The afferent visual system begins with the tear film and cornea and then encompasses the anterior chamber, crystalline lens, vitreous humor, retina, optic nerve, optic chiasm, optic tract lateral geniculate nucleus of the thalamus, optic radiation, and striate cortex in the occipital lobe, as well as specialized extrastriate areas in the parietal and temporal lobes.
The cornea, which covers the front of the eye, is the first place light enters the eye.
The iris is the pigmented part of the eye that determines individual eye color.
The iris dilates and contracts the pupil, regulating the amount of light that enters the eye.
The lens focuses the light onto the retina.
Rods and cones are cells in the retina that transmit light via electrical signaling to the brain, by way of the optic nerve.
Cones are responsible for color vision and sight in bright light.
Rods are helpful for sight in low light.
Refraction, refers to the bending of incoming light rays, and is primarily achieved by the cornea at the interface between air and the tear film.
Two-thirds of the 60 D refraction occurs at the cornea.
External wall made up of white tissue, the sclera, which is covered by the conjunctiva.

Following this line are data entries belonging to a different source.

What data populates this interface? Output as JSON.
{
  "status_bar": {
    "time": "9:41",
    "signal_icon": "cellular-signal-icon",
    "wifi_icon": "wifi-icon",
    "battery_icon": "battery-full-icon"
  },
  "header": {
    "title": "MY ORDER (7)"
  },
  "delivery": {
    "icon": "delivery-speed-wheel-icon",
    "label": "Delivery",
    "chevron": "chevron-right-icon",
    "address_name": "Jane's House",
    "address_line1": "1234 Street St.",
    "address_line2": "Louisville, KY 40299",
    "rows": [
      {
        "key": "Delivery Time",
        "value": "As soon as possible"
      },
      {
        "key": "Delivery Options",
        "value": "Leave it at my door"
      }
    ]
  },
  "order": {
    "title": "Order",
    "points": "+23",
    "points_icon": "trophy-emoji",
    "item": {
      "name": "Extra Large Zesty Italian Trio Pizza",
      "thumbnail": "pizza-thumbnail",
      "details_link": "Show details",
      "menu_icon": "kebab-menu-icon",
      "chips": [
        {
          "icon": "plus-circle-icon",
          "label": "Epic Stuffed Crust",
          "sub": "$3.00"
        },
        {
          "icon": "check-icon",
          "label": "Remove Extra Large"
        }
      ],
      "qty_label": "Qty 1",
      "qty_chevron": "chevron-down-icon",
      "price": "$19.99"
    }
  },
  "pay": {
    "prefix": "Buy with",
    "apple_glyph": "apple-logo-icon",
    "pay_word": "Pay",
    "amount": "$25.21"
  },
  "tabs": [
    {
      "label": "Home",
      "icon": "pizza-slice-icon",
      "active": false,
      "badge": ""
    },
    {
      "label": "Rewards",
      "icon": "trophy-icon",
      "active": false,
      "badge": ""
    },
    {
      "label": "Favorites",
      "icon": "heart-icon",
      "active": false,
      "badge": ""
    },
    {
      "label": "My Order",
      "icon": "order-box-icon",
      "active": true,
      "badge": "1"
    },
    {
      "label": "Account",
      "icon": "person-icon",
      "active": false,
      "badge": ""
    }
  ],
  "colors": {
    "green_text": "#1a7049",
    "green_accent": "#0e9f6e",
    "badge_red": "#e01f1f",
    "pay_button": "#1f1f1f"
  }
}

The front of the eye wall consists of the cornea, which is transparent.
Light enters via the cornea and passes through the pupil, the opening formed by the colored part of the eye, the iris.
The iris contracts and expands and controls the size of the pupil and therefore the amount of light that enters the eye.
The lens is behind the pupil and iris and functions to focus light entering the eye onto the retina.
The retina lines the inside of the eye and contains rods and cones, the photoreceptor cells.
The photoreceptor cells are stimulated by light focused on the retina.
The retina transmits light signals to the optic nerve, which in turn, conveys information to the brain where a visual image is perceived.
The retinal contains two types of light sensing neurons: rod photoreceptors and cone receptors.
Rod receptors respond to dim light, while cone photoreceptors respond to bright light.
Vision begins with light absorption of light by visual pigments in these photoreceptors.
Cone photoreceptors carry one of three different pigments which are maximally sensitive at long, middle, and short wave lengths, or red, green and blue, respectively.
Individuals with all three pigments are ref2241ed to as trichromats.
The absorption spectrum of the three pigments cover the visible soectrum.